Be sure to check out this blog post for more information:
Gardening With Composting Worms

Can I use Easy Worm Mix in a backyard composter?

YES, absolutely! This is actually a fantastic way to put this mix to good use. But you DO need to make sure the system is set up properly! The good news is that your chances of success using Easy Worm Mix are likely higher than when you purchase bulk composting worms, since the mix contains lots of valuable starter habitat/food, plus plenty of beneficial composting organisms.

Check out this blog post to learn more:
Backyard Composting with Worms

I’ve read that releasing worms outdoors can impact local forest ecosystems. Should I be concerned with these worms?

In some locations, especially where native worm populations were not previously present, certain earthworm species are indeed creating problems. This can commonly be linked to fishermen dumping out their bait worm containers in remote fishing locations.

It’s important to not make sweeping generalizations about this, however (i.e all worms are “invasive” or just generally “bad for the environment”). In the scientific literature there isn’t any documentation (that I know of) implicating Eisenia sp worms (those typically used for vermicomposting – and ones we sell) as harmful. Some have included them on “watch lists”, but in my humble opinion this is a case of “throwing out the baby with the bath water”. Eisenia worms are adapted for life in habitats containing very rich organic wastes, so you’ll very rarely even find them in the “wild”. They certainly aren’t voracious forest leaf litter consumers (unlike some of the Lumbricus species). They are usually closely associated with human habitation – eg on farms, or in compost heaps in urban settings.

If you liked to learn more about this, you may want to read an article I posted on my other website:
Do Composting Worms Pose a Threat as Invasive Species?

I’m not seeing many worms. Is this mix going to work?

Absolutely! You just need to follow my instructions and hold yourself back from trying to do too much too soon (the new vermicomposter curse). As touched on earlier, this is what I refer to as a “nursery mix”. In other words, there are loads of smaller worms – many almost invisible when covered in habitat material – plus many cocoons (which release an average of 3 new Red Worms each), along with quite a few adults. The way this mix is produced there is far more emphasis on worm and cocoon abundance (and health) than on size/maturity of the worms.

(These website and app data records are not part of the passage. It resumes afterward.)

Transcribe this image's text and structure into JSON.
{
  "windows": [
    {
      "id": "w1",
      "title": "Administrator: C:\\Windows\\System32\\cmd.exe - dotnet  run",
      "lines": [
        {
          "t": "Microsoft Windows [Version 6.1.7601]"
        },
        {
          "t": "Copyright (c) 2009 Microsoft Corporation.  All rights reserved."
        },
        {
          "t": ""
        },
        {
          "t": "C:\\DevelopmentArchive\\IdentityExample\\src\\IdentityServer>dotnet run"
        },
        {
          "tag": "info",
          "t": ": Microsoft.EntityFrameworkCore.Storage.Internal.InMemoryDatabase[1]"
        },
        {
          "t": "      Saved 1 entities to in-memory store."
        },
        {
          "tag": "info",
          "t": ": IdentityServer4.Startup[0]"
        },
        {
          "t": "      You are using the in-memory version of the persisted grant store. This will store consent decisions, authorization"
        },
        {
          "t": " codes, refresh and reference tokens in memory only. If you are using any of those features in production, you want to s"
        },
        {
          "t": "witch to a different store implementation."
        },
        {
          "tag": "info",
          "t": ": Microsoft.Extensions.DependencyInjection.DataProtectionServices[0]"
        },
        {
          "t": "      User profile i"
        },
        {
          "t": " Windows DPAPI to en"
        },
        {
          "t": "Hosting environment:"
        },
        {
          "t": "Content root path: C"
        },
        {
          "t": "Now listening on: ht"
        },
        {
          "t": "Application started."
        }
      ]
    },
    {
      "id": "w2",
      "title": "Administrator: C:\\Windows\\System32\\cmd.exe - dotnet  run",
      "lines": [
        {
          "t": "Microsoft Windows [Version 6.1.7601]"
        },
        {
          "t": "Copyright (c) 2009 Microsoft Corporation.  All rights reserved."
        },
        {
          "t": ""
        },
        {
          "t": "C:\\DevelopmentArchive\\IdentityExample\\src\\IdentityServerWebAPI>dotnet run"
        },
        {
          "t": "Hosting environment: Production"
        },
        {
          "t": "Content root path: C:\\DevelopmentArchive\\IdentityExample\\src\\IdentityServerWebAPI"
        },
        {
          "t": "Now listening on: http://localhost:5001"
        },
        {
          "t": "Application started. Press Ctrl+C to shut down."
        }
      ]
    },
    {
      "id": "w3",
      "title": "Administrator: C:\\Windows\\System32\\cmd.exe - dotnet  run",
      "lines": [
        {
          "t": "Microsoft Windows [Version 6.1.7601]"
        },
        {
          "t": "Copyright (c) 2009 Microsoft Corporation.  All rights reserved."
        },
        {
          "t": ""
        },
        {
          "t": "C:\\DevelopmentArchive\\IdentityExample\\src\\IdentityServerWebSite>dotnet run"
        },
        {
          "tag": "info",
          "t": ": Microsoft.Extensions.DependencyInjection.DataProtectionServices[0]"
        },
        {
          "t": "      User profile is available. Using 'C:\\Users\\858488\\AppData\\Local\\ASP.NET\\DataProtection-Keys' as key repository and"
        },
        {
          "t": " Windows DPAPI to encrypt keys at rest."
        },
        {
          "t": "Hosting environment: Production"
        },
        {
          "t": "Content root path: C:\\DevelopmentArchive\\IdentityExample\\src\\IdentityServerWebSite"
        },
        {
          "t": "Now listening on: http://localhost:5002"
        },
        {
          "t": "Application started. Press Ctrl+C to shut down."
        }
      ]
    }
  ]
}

You are also receiving a good quantity of what I like to refer to as “living material” (containing countless beneficial composting organisms). This alone will greatly assist the process.

Can I set up a bin like you did in the Easy Worm Mix Guide and leave it outside?

Generally, I don’t recommend keeping enclosed plastic bin systems outdoors since they don’t offer much of a buffer against weather extremes.

If the bin ever receives direct sunlight, especially during summer months, temperatures inside could potentially climb past the acceptable range (of about 30-34 C) very quickly, and the worms could end up dying since they wouldnt have a cooler location to escape to.

Similarly, during periods where temps are below the freezing mark, a small plastic bin would offer virtually no protection, and the contents would likely freeze solid. This would obviously kill the worms as well.

All that being said – as long as you keep the system in a protected (shaded, and just generally sheltered) location, you should do OK. And also don’t forget what I said earlier about the potential of backyard composters (and various other options) as well. There are definitely better options for keeping composting worms outdoors (and for overwintering them successfully etc) than typical plastic bins!

Easy Worm Mix Blog Posts

NEW – Easy Worm Mix!
Easy Worm Mix Bin Update
Straw Bale Gardening with Easy Worm Mix?
Feeding My Easy Worm Mix System
Splitting The Easy Worm Mix Test Bin

IMPORTANT NOTE: Most of these posts were written about the original Easy Worm Mix – but they are still relevant for anyone using the newer versions of the mix. Please also make sure to read this blog post for a more recent explanation of what Easy Worm Mix is all about: “Easy Worm Mix 2019 – Important!

Have any additional questions about Easy Worm Mix? Please feel free to email me any time!